Male diverse sexuality – (Gay, Bisexual and other Men-who-have-sex-with-men – (GBMSM))
The widely used acronym GBMSM - Gay, bisexual and other men-who-have-sex-with-men, reflects the differences in cis-male sexuality (people assigned male at birth). However, this is not to forget non-cis transgender men who may also identify as gay or bisexual, or those assigned male at birth but who may identify as non-gender specific.
The key thing to remember here is not to make assumptions about the gender or sexuality of the patient or with whom they may be having sex. Clinical questions that are gender and sexuality-neutral are keys to forming better partnerships and focus on sexual behaviours rather than sexual identity. (link to http://www.sti.guidelines.org.au/resources/how-to-take-a-sexual-history#how-to-take-a-sexual-history)
Contact tracing may be challenging with a proportion of GBMSM, who have high numbers of recent anonymous partners (both for the person and also the contact tracer), where contact details are not always known and therefore contact is not possible. However, other people may have met anonymous partners online where profiles, email addresses and mobile telephone numbers are available, and contact is possible either by the person or by contact tracing services.
Some may find the email or SMS notification services that are available online helpful.
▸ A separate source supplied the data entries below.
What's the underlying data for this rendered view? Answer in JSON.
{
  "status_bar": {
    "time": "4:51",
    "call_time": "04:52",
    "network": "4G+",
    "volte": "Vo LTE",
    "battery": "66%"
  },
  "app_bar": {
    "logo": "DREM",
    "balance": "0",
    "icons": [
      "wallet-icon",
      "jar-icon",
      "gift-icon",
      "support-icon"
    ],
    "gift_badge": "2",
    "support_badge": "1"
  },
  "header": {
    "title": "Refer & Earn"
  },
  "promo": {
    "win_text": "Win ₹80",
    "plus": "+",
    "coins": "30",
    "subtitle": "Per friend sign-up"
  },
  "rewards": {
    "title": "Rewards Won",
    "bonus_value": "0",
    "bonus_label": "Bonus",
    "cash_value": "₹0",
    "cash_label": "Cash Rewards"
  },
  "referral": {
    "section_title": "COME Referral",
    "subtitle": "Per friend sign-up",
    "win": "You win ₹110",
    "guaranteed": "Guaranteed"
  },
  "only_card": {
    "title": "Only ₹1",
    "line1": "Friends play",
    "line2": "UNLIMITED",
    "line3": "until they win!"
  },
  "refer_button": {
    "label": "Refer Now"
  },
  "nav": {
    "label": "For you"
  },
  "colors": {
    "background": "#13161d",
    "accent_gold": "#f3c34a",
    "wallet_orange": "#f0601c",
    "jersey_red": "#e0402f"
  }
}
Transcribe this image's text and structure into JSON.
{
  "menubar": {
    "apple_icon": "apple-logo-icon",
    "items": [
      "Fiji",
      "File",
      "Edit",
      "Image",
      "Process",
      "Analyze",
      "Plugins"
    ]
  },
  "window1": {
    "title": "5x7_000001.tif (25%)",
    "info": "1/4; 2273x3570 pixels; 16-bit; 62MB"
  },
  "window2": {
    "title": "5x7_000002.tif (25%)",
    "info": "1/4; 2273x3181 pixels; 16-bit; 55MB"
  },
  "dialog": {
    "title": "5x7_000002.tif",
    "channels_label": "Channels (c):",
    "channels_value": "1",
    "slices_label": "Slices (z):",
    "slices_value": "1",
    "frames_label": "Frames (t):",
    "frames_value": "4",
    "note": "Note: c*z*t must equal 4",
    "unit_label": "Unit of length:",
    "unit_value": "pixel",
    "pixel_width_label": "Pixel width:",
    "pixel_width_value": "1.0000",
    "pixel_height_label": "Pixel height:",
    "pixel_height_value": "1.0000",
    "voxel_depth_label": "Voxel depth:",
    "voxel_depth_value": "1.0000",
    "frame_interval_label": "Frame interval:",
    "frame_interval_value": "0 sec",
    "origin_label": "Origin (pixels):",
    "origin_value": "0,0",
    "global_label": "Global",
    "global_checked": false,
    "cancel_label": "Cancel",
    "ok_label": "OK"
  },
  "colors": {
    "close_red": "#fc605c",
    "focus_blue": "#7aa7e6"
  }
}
See Ways of Notifying Contacts
McNair R, ‘A guide to sensitive care for lesbian, gay and bisexual people attending general practice’
RACGP: SG16 Sex, sexuality,gender diversity and health contextual unit
GPSA: LGBTQIA+ inclusive healthcare in General Practice
GPSA: Clinical Guide to the Health Needs of People with Intersex Variations
Victorian Government: LGBTIQ+ Inclusive Language Guide
Transhub Information for clinicians
Page last updated April 2021